Try it: Write out every line below with no difference at all.

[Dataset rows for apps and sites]

● ● ●

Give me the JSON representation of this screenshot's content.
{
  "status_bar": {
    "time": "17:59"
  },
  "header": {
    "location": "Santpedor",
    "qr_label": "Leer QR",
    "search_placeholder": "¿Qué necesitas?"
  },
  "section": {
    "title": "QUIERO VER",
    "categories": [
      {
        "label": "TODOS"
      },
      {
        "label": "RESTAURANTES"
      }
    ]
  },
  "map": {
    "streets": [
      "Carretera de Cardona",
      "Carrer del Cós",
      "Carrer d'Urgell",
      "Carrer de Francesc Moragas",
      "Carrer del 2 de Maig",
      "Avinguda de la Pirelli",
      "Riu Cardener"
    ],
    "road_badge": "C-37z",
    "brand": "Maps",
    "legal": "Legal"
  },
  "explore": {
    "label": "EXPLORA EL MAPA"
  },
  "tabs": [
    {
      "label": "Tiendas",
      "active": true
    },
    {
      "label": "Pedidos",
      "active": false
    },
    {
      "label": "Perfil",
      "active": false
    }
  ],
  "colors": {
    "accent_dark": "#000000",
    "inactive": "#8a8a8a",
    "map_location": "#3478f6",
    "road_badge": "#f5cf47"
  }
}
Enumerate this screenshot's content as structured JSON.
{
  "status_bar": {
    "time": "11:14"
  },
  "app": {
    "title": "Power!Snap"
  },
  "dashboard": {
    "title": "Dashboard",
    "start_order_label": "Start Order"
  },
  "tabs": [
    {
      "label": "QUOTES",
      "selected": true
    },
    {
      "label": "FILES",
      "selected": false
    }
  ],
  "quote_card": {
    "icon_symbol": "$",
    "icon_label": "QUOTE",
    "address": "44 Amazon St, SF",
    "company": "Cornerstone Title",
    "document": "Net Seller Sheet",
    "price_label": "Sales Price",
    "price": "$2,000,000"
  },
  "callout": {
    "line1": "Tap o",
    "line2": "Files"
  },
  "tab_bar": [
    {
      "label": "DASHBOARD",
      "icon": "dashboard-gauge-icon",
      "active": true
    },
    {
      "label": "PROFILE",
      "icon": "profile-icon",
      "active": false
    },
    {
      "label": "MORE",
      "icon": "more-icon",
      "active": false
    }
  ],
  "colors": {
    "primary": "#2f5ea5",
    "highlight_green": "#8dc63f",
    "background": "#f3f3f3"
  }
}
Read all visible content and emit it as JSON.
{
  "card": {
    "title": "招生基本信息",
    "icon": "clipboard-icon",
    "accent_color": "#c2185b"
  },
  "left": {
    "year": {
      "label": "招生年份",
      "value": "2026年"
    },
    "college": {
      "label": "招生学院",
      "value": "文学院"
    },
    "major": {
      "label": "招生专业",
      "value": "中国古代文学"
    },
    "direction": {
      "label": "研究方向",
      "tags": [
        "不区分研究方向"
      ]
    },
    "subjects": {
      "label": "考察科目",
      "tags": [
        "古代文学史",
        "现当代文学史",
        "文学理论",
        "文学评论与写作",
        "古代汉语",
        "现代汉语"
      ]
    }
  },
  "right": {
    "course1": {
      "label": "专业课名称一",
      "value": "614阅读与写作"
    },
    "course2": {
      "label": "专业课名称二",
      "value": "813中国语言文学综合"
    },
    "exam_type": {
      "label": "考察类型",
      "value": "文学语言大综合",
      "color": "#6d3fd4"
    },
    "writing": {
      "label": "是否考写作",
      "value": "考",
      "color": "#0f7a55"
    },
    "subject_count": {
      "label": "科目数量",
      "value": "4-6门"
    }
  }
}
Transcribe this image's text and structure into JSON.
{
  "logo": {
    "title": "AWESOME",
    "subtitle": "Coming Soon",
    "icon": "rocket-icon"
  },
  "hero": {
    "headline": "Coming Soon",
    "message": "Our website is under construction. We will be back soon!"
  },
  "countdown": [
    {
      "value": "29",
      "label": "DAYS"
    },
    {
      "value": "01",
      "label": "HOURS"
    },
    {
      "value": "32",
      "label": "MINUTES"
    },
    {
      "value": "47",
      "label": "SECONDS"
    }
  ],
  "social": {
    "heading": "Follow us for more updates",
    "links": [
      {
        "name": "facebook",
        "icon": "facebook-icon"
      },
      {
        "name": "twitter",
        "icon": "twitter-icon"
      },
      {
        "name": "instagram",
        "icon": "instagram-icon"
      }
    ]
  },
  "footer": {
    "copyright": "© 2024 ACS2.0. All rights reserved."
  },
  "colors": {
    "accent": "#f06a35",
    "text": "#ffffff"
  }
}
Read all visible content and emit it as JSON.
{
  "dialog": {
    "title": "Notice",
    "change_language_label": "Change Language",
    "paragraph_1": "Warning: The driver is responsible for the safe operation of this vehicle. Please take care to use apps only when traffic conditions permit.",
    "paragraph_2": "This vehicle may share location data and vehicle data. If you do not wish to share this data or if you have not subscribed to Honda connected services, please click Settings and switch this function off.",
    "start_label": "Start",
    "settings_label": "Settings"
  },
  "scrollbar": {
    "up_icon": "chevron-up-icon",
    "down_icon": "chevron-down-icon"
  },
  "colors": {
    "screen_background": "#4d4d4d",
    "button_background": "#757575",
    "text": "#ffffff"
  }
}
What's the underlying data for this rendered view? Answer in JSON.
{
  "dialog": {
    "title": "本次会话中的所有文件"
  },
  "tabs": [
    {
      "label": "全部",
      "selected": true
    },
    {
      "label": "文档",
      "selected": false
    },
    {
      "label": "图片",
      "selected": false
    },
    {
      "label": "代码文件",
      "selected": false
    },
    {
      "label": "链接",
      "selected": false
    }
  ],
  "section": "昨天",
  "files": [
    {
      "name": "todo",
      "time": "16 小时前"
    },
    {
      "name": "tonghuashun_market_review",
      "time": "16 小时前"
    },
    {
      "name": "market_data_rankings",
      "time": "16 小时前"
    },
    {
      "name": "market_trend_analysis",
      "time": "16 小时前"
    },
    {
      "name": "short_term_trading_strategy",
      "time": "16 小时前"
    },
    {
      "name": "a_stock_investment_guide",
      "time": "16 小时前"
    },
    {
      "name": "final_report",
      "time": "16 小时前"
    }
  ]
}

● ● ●

The completed task:
Give me the JSON representation of this screenshot's content.
{
  "status_bar": {
    "time": "17:59"
  },
  "header": {
    "location": "Santpedor",
    "qr_label": "Leer QR",
    "search_placeholder": "¿Qué necesitas?"
  },
  "section": {
    "title": "QUIERO VER",
    "categories": [
      {
        "label": "TODOS"
      },
      {
        "label": "RESTAURANTES"
      }
    ]
  },
  "map": {
    "streets": [
      "Carretera de Cardona",
      "Carrer del Cós",
      "Carrer d'Urgell",
      "Carrer de Francesc Moragas",
      "Carrer del 2 de Maig",
      "Avinguda de la Pirelli",
      "Riu Cardener"
    ],
    "road_badge": "C-37z",
    "brand": "Maps",
    "legal": "Legal"
  },
  "explore": {
    "label": "EXPLORA EL MAPA"
  },
  "tabs": [
    {
      "label": "Tiendas",
      "active": true
    },
    {
      "label": "Pedidos",
      "active": false
    },
    {
      "label": "Perfil",
      "active": false
    }
  ],
  "colors": {
    "accent_dark": "#000000",
    "inactive": "#8a8a8a",
    "map_location": "#3478f6",
    "road_badge": "#f5cf47"
  }
}
Enumerate this screenshot's content as structured JSON.
{
  "status_bar": {
    "time": "11:14"
  },
  "app": {
    "title": "Power!Snap"
  },
  "dashboard": {
    "title": "Dashboard",
    "start_order_label": "Start Order"
  },
  "tabs": [
    {
      "label": "QUOTES",
      "selected": true
    },
    {
      "label": "FILES",
      "selected": false
    }
  ],
  "quote_card": {
    "icon_symbol": "$",
    "icon_label": "QUOTE",
    "address": "44 Amazon St, SF",
    "company": "Cornerstone Title",
    "document": "Net Seller Sheet",
    "price_label": "Sales Price",
    "price": "$2,000,000"
  },
  "callout": {
    "line1": "Tap o",
    "line2": "Files"
  },
  "tab_bar": [
    {
      "label": "DASHBOARD",
      "icon": "dashboard-gauge-icon",
      "active": true
    },
    {
      "label": "PROFILE",
      "icon": "profile-icon",
      "active": false
    },
    {
      "label": "MORE",
      "icon": "more-icon",
      "active": false
    }
  ],
  "colors": {
    "primary": "#2f5ea5",
    "highlight_green": "#8dc63f",
    "background": "#f3f3f3"
  }
}
Read all visible content and emit it as JSON.
{
  "card": {
    "title": "招生基本信息",
    "icon": "clipboard-icon",
    "accent_color": "#c2185b"
  },
  "left": {
    "year": {
      "label": "招生年份",
      "value": "2026年"
    },
    "college": {
      "label": "招生学院",
      "value": "文学院"
    },
    "major": {
      "label": "招生专业",
      "value": "中国古代文学"
    },
    "direction": {
      "label": "研究方向",
      "tags": [
        "不区分研究方向"
      ]
    },
    "subjects": {
      "label": "考察科目",
      "tags": [
        "古代文学史",
        "现当代文学史",
        "文学理论",
        "文学评论与写作",
        "古代汉语",
        "现代汉语"
      ]
    }
  },
  "right": {
    "course1": {
      "label": "专业课名称一",
      "value": "614阅读与写作"
    },
    "course2": {
      "label": "专业课名称二",
      "value": "813中国语言文学综合"
    },
    "exam_type": {
      "label": "考察类型",
      "value": "文学语言大综合",
      "color": "#6d3fd4"
    },
    "writing": {
      "label": "是否考写作",
      "value": "考",
      "color": "#0f7a55"
    },
    "subject_count": {
      "label": "科目数量",
      "value": "4-6门"
    }
  }
}
Transcribe this image's text and structure into JSON.
{
  "logo": {
    "title": "AWESOME",
    "subtitle": "Coming Soon",
    "icon": "rocket-icon"
  },
  "hero": {
    "headline": "Coming Soon",
    "message": "Our website is under construction. We will be back soon!"
  },
  "countdown": [
    {
      "value": "29",
      "label": "DAYS"
    },
    {
      "value": "01",
      "label": "HOURS"
    },
    {
      "value": "32",
      "label": "MINUTES"
    },
    {
      "value": "47",
      "label": "SECONDS"
    }
  ],
  "social": {
    "heading": "Follow us for more updates",
    "links": [
      {
        "name": "facebook",
        "icon": "facebook-icon"
      },
      {
        "name": "twitter",
        "icon": "twitter-icon"
      },
      {
        "name": "instagram",
        "icon": "instagram-icon"
      }
    ]
  },
  "footer": {
    "copyright": "© 2024 ACS2.0. All rights reserved."
  },
  "colors": {
    "accent": "#f06a35",
    "text": "#ffffff"
  }
}
Read all visible content and emit it as JSON.
{
  "dialog": {
    "title": "Notice",
    "change_language_label": "Change Language",
    "paragraph_1": "Warning: The driver is responsible for the safe operation of this vehicle. Please take care to use apps only when traffic conditions permit.",
    "paragraph_2": "This vehicle may share location data and vehicle data. If you do not wish to share this data or if you have not subscribed to Honda connected services, please click Settings and switch this function off.",
    "start_label": "Start",
    "settings_label": "Settings"
  },
  "scrollbar": {
    "up_icon": "chevron-up-icon",
    "down_icon": "chevron-down-icon"
  },
  "colors": {
    "screen_background": "#4d4d4d",
    "button_background": "#757575",
    "text": "#ffffff"
  }
}
What's the underlying data for this rendered view? Answer in JSON.
{
  "dialog": {
    "title": "本次会话中的所有文件"
  },
  "tabs": [
    {
      "label": "全部",
      "selected": true
    },
    {
      "label": "文档",
      "selected": false
    },
    {
      "label": "图片",
      "selected": false
    },
    {
      "label": "代码文件",
      "selected": false
    },
    {
      "label": "链接",
      "selected": false
    }
  ],
  "section": "昨天",
  "files": [
    {
      "name": "todo",
      "time": "16 小时前"
    },
    {
      "name": "tonghuashun_market_review",
      "time": "16 小时前"
    },
    {
      "name": "market_data_rankings",
      "time": "16 小时前"
    },
    {
      "name": "market_trend_analysis",
      "time": "16 小时前"
    },
    {
      "name": "short_term_trading_strategy",
      "time": "16 小时前"
    },
    {
      "name": "a_stock_investment_guide",
      "time": "16 小时前"
    },
    {
      "name": "final_report",
      "time": "16 小时前"
    }
  ]
}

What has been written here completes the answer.